Players Championship 2013 Leaderboard: Round 1 Sets Stage for Epic Tournament

Matt FitzgeraldCorrespondent IIIMay 9, 2013

PONTE VEDRA BEACH, FL - MAY 09:  Roberto Castro of the USA plays a shot from the 11th tee during round one of THE PLAYERS Championship at THE PLAYERS Stadium course at TPC Sawgrass at TPC Sawgrass on May 9, 2013 in Ponte Vedra Beach, Florida.  (Photo by Richard Heathcote/Getty Images)
Richard Heathcote/Getty Images

The 2013 Players Championship features many big names hovering near the top of the leaderboard, but a relative unknown in Roberto Castro leads the way at nine-under.

Castro's scintillating 63 matched the course record at TPC Sawgrass, but this is uncharted territory for the 27-year-old, who has never won a PGA Tour event. The tournament's official Twitter page nicely summed up the key storylines moving forward for the rest of the tournament:

Check out the elite titans near the top, including Rory McIlroy (-6) and Tiger Woods (-5):

Position Player Score Total
1 Roberto Castro
63 -9
T2 Rory McIlroy
66 -6
T2 Zach Johnson
66 -6
T4 Tiger Woods
67 -5
T4 Steve Stricker
67 -5
T4 Hunter Mahan
67 -5
T4 Casey Wittenberg
67 -5
T4 Ryan Palmer
67 -5
T4 Webb Simpson 67 -5
T10 Henrik Stenson
68 -4
T10 Padraig Harrington
68 -4

Note: For complete scores, visit All statistics and information are courtesy of

Could this be the first time in tournament play that the two top-ranked players in the world in Woods and McIlroy respectively truly go head-to-head?

I'm completely on par in mental wavelengths with Golf Channel's Ryan Lavner on this one:

Castro seems destined to collapse, and no other players on the leaderboard can match the firepower of either of the Nike duo—and both seem to be bringing their A-game thus far.

Beginning with the two-time major champion young gun in McIlroy, he began on the back side and carded a five-under 31. He cooled off on the inward nine, but still made zero bogeys—cutting down on silly mistakes and big numbers that have plagued him recently.

ESPN's Justin Ray outlines how stark of a contrast Thursday was to the Northern Irishman's previous Players appearances:

If McIlroy continues striping it like this, there is no telling what he's capable of. Notching his maiden win in an up-and-down 2013 campaign certainly seems feasible.

Other than a dropped shot at the closing 18th hole thanks to a difficult chip from just off the putting surface, Woods played an exceptional round in firing a 67. What has defined Woods' dominance in the past is his uncanny ability to capitalize on par-fives, and he birdied all four on Thursday.

Among those included this wonderful play at No. 9 as he got set to make the turn:

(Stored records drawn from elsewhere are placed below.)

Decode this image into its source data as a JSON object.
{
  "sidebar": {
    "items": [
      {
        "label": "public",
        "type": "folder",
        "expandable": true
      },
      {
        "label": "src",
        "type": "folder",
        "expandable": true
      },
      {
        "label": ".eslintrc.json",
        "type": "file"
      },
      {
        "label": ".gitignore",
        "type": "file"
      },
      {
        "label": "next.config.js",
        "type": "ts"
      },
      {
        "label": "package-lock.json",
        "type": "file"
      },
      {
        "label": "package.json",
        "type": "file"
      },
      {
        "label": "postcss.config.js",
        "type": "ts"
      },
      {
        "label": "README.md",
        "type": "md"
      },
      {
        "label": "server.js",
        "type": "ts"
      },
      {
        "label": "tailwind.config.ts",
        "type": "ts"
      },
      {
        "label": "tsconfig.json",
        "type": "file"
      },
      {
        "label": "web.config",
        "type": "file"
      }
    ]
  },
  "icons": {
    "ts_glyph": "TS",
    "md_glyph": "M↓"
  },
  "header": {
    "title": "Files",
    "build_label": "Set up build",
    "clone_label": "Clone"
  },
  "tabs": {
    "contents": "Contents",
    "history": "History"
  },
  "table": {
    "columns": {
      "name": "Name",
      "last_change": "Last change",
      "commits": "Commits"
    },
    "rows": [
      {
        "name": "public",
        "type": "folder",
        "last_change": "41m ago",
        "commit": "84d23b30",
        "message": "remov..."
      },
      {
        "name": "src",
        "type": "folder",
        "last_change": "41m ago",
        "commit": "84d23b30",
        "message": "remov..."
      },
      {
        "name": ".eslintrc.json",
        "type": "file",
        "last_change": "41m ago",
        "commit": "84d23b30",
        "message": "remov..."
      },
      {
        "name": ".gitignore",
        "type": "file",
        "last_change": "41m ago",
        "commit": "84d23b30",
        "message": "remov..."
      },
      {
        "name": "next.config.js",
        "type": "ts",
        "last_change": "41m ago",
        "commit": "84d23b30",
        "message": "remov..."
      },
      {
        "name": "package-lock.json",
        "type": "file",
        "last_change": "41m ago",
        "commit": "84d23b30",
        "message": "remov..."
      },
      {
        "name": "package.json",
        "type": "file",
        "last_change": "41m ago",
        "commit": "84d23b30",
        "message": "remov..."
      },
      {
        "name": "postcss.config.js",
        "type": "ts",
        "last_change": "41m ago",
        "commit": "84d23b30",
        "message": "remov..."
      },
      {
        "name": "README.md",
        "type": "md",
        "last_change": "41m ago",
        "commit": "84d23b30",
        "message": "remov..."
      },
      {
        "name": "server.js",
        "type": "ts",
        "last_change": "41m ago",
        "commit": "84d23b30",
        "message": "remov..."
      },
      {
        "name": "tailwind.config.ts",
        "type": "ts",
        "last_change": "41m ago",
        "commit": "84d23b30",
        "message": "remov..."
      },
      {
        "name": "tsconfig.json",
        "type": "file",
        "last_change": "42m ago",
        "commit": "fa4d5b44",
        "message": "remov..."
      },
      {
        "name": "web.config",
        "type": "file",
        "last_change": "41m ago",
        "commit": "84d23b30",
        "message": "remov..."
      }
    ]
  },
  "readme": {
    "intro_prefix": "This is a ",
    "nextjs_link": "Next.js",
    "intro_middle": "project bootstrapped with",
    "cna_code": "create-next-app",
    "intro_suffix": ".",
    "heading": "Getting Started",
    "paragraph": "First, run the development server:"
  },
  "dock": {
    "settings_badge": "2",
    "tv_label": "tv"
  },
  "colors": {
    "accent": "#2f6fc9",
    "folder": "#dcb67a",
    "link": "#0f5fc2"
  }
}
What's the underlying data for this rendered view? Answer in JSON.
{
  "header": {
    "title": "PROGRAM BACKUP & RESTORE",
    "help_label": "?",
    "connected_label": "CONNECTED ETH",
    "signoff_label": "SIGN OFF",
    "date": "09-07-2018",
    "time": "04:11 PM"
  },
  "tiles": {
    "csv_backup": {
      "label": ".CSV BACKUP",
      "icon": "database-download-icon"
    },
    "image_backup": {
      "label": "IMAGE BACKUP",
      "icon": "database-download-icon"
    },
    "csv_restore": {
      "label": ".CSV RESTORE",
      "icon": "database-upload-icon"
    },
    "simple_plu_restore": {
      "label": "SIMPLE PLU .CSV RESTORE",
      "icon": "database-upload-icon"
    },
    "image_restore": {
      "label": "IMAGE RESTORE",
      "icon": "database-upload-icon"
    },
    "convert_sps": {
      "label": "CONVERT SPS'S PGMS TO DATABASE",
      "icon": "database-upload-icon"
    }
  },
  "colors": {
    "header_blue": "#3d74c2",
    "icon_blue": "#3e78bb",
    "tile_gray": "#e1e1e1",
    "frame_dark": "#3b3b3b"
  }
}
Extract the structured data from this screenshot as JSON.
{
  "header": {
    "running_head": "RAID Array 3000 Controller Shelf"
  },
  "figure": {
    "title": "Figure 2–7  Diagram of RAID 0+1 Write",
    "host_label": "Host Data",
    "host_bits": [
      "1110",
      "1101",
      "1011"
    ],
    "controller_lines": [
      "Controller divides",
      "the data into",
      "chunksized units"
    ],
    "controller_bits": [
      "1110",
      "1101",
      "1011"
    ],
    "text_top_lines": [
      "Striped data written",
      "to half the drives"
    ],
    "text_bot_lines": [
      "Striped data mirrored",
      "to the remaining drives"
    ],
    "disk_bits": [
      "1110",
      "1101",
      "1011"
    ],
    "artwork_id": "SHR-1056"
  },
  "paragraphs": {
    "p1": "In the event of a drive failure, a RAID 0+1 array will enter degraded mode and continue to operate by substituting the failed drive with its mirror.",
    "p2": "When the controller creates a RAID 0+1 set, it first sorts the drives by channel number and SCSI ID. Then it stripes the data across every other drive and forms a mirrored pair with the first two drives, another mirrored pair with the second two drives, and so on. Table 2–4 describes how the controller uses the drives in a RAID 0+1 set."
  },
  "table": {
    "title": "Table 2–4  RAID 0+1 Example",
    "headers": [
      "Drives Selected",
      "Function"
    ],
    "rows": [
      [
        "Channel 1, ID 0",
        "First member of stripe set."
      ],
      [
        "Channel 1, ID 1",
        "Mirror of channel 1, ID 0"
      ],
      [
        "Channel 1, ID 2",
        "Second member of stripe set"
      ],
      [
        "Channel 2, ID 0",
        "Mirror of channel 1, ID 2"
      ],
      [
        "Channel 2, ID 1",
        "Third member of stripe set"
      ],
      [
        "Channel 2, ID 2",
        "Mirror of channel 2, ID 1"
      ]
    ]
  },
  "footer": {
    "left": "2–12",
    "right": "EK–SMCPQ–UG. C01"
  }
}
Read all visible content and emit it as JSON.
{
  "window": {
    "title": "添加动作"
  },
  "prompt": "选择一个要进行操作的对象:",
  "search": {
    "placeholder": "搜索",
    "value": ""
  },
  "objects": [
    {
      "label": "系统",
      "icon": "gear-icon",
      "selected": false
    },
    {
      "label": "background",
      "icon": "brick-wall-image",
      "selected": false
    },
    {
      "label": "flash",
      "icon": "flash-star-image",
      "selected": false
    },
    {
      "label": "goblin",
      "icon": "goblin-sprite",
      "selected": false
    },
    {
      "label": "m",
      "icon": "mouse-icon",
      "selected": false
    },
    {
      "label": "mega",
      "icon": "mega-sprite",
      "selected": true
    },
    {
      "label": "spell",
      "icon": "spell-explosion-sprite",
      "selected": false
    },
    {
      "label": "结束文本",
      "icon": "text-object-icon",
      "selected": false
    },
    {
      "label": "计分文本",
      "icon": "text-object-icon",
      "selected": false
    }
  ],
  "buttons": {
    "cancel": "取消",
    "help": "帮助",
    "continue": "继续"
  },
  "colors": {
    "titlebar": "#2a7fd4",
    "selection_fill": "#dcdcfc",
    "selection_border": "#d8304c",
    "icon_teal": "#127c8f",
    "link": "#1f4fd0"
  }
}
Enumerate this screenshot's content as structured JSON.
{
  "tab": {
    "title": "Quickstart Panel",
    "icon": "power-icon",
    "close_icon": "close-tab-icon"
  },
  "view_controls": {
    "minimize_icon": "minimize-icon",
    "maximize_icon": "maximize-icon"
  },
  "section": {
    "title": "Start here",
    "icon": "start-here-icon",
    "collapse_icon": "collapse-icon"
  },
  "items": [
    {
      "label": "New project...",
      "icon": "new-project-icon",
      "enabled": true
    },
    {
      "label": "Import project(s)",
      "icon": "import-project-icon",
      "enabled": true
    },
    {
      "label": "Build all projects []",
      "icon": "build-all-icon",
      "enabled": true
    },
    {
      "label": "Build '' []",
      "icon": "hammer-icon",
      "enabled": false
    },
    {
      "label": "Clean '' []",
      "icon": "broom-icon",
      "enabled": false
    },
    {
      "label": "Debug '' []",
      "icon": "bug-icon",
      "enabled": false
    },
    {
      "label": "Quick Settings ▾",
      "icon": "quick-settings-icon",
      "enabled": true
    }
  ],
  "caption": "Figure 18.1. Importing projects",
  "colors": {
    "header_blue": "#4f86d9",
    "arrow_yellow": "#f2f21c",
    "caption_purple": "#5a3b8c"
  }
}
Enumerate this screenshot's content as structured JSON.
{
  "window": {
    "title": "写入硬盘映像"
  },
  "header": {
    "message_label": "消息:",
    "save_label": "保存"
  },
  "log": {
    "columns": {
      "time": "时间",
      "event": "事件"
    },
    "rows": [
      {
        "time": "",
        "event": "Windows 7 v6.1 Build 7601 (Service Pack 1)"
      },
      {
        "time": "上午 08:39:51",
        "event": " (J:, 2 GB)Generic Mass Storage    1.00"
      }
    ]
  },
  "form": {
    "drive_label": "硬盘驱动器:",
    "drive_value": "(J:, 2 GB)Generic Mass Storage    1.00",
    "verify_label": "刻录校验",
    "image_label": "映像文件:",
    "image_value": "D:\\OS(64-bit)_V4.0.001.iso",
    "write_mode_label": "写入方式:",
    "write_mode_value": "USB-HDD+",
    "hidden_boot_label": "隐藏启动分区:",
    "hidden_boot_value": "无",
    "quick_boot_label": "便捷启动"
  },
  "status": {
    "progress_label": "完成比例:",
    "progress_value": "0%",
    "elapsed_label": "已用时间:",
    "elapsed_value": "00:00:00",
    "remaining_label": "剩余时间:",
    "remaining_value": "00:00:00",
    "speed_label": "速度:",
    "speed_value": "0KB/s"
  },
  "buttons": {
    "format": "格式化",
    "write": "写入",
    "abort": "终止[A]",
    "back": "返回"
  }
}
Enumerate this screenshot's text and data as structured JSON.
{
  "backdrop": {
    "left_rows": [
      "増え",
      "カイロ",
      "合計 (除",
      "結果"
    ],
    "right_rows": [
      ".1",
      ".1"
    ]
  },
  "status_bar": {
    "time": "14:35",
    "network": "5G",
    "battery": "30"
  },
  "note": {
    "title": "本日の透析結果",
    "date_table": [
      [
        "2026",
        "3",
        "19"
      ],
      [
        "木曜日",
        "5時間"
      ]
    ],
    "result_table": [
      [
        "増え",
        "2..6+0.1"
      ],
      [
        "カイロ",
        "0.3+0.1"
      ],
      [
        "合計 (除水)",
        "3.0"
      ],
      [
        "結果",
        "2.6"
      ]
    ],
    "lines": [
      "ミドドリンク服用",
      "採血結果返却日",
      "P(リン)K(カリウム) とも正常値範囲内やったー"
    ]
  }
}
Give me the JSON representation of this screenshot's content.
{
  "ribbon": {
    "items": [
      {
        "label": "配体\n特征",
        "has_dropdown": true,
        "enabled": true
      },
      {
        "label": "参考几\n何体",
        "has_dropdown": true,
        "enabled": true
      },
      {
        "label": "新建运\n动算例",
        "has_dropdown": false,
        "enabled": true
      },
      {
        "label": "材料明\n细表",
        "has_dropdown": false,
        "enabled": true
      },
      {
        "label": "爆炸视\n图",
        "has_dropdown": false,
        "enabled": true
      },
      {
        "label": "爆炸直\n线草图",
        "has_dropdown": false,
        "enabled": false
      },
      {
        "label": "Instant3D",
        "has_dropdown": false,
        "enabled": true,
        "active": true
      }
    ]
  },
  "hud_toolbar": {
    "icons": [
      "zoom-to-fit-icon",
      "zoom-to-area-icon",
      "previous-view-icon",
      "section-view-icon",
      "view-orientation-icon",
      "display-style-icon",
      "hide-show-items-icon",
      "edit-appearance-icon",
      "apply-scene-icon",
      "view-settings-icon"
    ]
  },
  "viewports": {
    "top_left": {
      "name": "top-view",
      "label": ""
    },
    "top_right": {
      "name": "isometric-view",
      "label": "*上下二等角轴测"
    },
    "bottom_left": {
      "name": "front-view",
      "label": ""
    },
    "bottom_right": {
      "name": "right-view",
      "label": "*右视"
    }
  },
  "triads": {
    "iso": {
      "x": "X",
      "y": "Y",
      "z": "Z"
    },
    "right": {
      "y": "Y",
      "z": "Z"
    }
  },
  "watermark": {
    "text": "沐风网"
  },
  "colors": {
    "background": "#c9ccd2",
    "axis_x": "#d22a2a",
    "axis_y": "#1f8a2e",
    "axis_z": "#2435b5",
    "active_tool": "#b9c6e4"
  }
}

Shane Bacon of Yahoo! brings up a magnificent point with regard to Woods' harshest critics. Expectations are uncommonly high for the living legend, but Woods finishing in a tie for fourth at The Masters, as Bacon notes, shouldn't be the measuring stick for where his game is:

Plus, as the course continues to dry out from the rain that hit Ponte Vedra Beach, Fla. last week, it's highly likely that the very best in this stacked field will rise to the top.

Though Castro's round was no doubt spectacular, he is the 267th-ranked golfer, and there are far more experienced, superior contenders giving chase. He was simply out of his mind, as Kelly Tilghman of Golf Channel highlighted:

Eventually, the burned greens and wind whipping from the ocean in northeast Florida will make Castro's stroll around Sawgrass far more unpleasant.

A McIlroy-Woods matchup is a big potential development, but they aren't the only ones making waves.

2007 Masters champion Zach Johnson has yet to register a top 10 in 2013, but took advantage of a shorter course and finally was on his game enough to capitalize, shooting a six-under 66 to match McIlroy.

Many other prominent Americans sit at minus-five, including reigning U.S. Open champion Webb Simpson, who broke 70 for the first time in his career at The Players.

Hunter Mahan and Steve Stricker—who played with McIlroy and recent Masters winner Adam Scott (-3)—also shot 67 in Round 1. Mahan and Stricker are two of the best U.S. players not to have won major championships.

Winning what is frequently dubbed golf's "fifth major" would certainly be a nice resume booster.

2009 Players champion Henrik Stenson has shown flashes of brilliance, but has never quite realized his full potential. Should he triumph again, the strong Swede would break the trend of different victors in the past 19 years.

Three-time major winner Padraig Harrington and another past Players winner, Sergio Garcia, are also at minus-four.

Thus, the stage is indeed set for some dramatics over the last three days, because approximately half of these marvelous golfers figure to be involved down the stretch on Sunday.